The first accounting of all the land in England was first published in 1086, the ominously named Doomsday Book, it documented the holding of the King and how it was distributed among the aristocracy. Almost one thousand years later the wealth of these families is still visible.
In more recent times, the average house price in the US in 1963 was $19,300 ($187,982 adjusted) and by Q3 of 2022 this has climbed to $542,900, now increasing Year on Year by 17%. This makes it one of the best secure returns available, with any downturns correcting quickly.
This brings us to the question: Why have more people not taken advantage of this wealth building tool?
The oldest market in the world is slow, inefficient, and run by institutions.
Through the history of real estate ownership there has been institutional motives to control access to it. The process known as “Red-lining”, where financial support for home ownership was restricted in certain neighbourhoods, is responsible for a significant portion of the wealth inequality in the United States today.

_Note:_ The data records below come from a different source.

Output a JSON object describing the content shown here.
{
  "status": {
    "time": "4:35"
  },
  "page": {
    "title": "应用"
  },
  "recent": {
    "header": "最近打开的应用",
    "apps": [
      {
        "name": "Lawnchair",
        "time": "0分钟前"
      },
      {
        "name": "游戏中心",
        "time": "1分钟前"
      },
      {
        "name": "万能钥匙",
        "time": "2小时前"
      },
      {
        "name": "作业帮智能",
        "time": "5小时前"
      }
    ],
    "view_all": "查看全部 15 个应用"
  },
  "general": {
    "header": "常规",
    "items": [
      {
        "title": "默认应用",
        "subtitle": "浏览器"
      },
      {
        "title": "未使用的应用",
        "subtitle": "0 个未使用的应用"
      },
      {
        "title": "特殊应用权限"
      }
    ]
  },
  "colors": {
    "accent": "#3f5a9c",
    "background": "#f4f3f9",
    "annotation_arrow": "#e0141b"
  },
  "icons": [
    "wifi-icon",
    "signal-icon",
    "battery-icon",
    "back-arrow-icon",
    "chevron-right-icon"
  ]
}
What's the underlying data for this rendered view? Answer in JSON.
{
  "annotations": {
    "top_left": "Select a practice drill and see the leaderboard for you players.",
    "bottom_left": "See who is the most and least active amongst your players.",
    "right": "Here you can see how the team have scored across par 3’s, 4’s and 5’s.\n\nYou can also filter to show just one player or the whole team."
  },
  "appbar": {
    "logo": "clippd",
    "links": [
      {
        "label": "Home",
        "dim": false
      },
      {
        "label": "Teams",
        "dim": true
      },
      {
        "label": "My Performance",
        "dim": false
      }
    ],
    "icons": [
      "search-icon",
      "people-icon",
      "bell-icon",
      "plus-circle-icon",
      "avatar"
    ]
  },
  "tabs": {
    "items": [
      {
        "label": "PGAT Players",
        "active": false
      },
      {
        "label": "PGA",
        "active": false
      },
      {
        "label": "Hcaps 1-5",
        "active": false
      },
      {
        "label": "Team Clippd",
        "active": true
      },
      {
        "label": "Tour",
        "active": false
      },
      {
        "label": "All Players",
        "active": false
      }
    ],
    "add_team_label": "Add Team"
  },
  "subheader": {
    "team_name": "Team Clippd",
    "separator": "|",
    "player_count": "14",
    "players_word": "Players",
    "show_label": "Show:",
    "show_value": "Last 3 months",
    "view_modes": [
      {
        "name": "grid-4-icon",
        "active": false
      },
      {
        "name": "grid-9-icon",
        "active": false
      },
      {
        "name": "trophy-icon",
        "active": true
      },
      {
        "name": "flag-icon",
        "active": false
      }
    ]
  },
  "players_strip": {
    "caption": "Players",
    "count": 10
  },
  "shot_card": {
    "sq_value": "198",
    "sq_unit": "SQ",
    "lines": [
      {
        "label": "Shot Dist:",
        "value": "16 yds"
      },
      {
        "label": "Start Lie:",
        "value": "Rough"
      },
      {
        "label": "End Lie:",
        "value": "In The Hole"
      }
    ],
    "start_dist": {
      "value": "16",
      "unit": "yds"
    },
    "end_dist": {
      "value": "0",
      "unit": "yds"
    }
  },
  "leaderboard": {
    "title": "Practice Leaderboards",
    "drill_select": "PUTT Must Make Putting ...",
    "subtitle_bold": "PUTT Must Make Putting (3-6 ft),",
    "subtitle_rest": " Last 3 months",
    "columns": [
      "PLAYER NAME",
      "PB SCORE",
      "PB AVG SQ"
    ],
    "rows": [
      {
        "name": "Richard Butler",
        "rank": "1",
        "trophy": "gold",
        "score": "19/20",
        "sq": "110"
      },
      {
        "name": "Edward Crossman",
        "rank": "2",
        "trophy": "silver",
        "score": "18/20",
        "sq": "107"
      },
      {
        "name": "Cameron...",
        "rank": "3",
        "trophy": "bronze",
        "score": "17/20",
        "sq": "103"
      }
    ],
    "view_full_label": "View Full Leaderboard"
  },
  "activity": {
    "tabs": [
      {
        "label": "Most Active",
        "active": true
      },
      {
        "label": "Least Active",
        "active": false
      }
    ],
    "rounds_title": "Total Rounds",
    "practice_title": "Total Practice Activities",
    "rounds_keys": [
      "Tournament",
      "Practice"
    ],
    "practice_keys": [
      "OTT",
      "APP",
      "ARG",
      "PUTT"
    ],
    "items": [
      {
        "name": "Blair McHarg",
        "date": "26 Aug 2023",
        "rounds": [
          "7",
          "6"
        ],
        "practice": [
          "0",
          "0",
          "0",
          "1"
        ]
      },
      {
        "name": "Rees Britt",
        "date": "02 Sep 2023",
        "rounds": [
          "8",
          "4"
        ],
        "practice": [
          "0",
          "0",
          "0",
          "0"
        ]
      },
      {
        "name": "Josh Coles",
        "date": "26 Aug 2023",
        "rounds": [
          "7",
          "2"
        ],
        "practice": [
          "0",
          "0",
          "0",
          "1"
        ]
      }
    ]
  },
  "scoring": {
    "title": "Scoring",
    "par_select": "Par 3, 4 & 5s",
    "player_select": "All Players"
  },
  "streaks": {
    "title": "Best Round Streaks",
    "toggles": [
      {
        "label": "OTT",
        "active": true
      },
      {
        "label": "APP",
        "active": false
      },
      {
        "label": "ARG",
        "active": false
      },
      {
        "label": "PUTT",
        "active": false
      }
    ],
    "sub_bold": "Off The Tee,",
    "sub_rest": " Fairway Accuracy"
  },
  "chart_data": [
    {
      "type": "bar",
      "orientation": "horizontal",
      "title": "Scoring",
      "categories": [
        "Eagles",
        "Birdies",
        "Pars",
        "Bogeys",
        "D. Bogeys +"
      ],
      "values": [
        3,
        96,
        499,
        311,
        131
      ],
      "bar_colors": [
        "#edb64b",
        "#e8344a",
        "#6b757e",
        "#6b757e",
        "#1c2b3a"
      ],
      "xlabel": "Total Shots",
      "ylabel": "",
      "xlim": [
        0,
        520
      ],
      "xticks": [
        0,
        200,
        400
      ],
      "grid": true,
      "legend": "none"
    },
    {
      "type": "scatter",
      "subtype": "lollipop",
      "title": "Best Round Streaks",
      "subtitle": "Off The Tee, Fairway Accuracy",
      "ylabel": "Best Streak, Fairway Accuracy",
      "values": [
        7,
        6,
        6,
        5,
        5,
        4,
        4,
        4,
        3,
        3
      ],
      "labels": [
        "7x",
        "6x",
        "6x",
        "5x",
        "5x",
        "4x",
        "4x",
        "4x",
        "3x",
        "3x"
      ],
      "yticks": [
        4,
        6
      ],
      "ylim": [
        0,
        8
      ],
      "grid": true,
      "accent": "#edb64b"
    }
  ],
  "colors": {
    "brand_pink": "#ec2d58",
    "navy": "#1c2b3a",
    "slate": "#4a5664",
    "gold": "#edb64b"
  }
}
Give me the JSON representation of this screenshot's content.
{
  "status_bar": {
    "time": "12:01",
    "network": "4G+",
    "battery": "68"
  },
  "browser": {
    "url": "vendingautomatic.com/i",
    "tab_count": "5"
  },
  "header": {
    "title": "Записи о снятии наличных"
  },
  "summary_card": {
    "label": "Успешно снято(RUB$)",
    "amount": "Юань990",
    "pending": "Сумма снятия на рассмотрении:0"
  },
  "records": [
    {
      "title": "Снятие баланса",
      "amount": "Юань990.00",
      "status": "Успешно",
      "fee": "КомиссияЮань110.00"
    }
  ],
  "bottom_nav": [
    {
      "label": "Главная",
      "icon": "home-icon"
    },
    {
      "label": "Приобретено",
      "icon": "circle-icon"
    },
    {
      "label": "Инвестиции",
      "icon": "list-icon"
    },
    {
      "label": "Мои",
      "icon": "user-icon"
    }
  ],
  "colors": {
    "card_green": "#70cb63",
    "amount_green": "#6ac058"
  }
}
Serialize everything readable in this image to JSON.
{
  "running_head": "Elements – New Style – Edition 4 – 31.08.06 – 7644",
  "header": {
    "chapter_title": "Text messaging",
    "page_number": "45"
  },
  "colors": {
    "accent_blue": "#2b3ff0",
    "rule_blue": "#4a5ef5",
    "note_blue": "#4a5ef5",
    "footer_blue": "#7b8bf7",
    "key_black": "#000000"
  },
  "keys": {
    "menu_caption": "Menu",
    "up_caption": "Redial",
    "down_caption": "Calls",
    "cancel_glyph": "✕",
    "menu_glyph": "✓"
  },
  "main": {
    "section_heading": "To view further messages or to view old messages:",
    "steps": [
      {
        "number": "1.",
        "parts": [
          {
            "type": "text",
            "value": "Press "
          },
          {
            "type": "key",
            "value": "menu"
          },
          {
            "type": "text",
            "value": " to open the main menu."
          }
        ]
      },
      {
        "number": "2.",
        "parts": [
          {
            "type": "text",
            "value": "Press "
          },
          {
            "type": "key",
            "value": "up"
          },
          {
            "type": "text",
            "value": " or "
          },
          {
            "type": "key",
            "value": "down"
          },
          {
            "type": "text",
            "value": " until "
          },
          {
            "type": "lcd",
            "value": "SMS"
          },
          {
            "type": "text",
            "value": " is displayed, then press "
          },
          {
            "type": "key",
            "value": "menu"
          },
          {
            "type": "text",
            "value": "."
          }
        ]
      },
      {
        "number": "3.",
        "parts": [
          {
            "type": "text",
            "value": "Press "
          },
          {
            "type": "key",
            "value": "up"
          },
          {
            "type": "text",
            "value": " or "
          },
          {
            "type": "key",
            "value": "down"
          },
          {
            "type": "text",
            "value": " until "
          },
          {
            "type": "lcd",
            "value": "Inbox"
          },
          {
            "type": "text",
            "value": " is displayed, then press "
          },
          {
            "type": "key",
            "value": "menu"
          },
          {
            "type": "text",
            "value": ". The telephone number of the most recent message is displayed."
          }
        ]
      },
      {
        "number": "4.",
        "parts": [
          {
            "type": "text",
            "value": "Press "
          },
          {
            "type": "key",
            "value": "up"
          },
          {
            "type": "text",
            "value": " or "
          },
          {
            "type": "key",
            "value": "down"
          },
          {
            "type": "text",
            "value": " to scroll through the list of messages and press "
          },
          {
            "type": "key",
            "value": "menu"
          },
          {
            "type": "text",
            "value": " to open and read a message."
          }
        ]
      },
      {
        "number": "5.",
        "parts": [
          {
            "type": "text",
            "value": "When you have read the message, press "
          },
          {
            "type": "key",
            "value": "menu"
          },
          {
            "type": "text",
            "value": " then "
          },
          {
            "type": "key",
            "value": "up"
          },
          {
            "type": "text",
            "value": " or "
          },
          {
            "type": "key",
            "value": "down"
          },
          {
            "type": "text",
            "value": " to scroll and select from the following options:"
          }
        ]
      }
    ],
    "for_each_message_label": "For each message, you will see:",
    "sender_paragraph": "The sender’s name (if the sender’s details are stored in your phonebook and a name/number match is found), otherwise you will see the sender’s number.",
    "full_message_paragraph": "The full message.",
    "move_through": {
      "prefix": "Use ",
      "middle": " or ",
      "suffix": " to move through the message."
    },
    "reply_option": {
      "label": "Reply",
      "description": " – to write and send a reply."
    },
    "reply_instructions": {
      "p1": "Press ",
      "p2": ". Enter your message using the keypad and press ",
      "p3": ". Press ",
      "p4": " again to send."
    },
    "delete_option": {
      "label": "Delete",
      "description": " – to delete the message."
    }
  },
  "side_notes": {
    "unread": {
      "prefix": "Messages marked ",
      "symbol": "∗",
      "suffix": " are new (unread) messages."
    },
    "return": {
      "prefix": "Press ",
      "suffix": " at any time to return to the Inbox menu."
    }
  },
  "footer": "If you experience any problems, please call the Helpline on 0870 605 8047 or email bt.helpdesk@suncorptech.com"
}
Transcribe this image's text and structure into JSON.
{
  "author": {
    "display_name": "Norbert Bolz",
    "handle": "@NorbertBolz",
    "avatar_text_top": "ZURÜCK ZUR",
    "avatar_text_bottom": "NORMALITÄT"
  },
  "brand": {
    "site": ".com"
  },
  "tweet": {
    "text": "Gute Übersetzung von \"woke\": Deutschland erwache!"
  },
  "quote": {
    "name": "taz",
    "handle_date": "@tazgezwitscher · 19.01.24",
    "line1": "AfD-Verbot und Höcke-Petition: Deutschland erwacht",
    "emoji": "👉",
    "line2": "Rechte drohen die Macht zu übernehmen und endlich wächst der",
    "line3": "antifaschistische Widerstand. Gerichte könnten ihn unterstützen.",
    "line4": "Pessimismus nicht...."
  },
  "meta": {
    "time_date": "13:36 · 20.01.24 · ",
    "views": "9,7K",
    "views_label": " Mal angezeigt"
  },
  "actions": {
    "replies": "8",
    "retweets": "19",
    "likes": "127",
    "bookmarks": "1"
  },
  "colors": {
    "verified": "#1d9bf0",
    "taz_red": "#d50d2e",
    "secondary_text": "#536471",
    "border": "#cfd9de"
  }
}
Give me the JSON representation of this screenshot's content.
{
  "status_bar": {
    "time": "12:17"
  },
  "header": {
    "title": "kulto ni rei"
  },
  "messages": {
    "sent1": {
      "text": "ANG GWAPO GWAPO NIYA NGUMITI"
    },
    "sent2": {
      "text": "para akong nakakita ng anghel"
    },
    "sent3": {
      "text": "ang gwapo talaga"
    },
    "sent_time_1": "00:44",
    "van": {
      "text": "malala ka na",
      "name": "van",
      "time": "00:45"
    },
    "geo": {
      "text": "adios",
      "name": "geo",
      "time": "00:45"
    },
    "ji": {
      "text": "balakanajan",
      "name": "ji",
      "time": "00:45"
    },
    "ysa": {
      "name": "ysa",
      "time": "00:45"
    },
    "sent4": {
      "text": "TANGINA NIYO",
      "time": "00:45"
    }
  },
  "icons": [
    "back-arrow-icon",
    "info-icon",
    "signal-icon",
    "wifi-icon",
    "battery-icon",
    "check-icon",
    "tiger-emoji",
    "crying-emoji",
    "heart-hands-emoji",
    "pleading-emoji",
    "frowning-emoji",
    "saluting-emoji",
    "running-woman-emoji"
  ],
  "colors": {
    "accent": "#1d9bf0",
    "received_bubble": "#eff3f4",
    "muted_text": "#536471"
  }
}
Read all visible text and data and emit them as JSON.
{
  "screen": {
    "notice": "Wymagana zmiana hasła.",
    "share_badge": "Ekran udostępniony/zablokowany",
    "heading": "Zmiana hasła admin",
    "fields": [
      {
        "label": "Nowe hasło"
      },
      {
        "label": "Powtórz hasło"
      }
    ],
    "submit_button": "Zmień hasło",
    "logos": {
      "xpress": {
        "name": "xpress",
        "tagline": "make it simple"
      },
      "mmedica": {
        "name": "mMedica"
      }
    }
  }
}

Outside of these issues, the barriers to entry into real estate have been historically high, and are becoming higher as demand outstrips supply. The upfront capital, creditworthiness, and risk continues to place real-estate investment, particularly as part of a portfolio, outside the reach of many people.
In practical terms, the linking of investments to an immovable object presents challenges of liquidity and exacerbates risk. The average real-estate transaction takes 30 days to complete and involves multiple layers of fees and professional services that can degrade the value of the transaction.
While this transpires, the physical property is subject to environmental risk like damage and degradation, and shifts in the local economy and property market, something which caused huge economic damage to individuals in industrialising areas of the United States.
Alternatives for investors have traditionally included Real Estate Investment Trusts (REITs) that spread their investments across multiple properties and markets to take advantage of the overall upward trend and mitigate local fluctuations. Many can be traded as stocks and have a level of liquidity to them above the liquidity of the real-estate asset itself.
These can work well for some forms of investors who are willing to sacrifice control of their capital and lose some of its liquidity in exchange for security and convenience. These can also come with upfront investments that customers might not have available or feel comfortable locking into a commitment.
Fractional Real Estate Investment
As we have seen with investment retail-trading in recent years, progress in technology has begun to disrupt and change this market. EstateX is an organisation developing investment and payment tools that will use blockchain technology to produce their own real-estate backed digital assets.
Blockchain is a system of distributing a collective ledger that tracks ownership through a decentralised system of transactions. This can be used to track the movement of things like ownership rights of artworks, digital currency, and the digital trading of securities. These can be bought and sold through exchanges that operate 24/7.
Fractional investment allows investors to own portions of multiple properties through a single digital asset that can be stored, traded, and liquidated in speeds closer to minutes than the weeks that would be required for traditional investment assets. The liquidation channels and choice of portfolio options being left to the investor, rather than a fund manager, allows for migration of the significant risk associated with single property investing.
EstateX has developed their EstateX Pay platform that will give investors a physical Mastercard
of Equity and Equality
Major investment institutions, similar to most forms of banking, have usually catered to retail investors as a secondary market due to their relatively small capital offerings. As a result, the utilities available have been geared towards the convenience of these larger customers. In contrast, fledgling retail investors that are more interested in high liquidity assets and direct access to their returns have been underserved.
Platforms like EstateX aim to support smaller investors by allowing entry for as low as $100 and paying dividends on a daily basis from the first day of investment. Regular and easily accessible dividends also allow for investors working towards building a passive income lifestyle.
Through the high returns possible in the real estate sector allowing for a hedge against and above inflation, new platforms like EstateX could have the potential to create opportunities for previously marginalised communities by giving them access to wealth building tools they have been historically restricted from.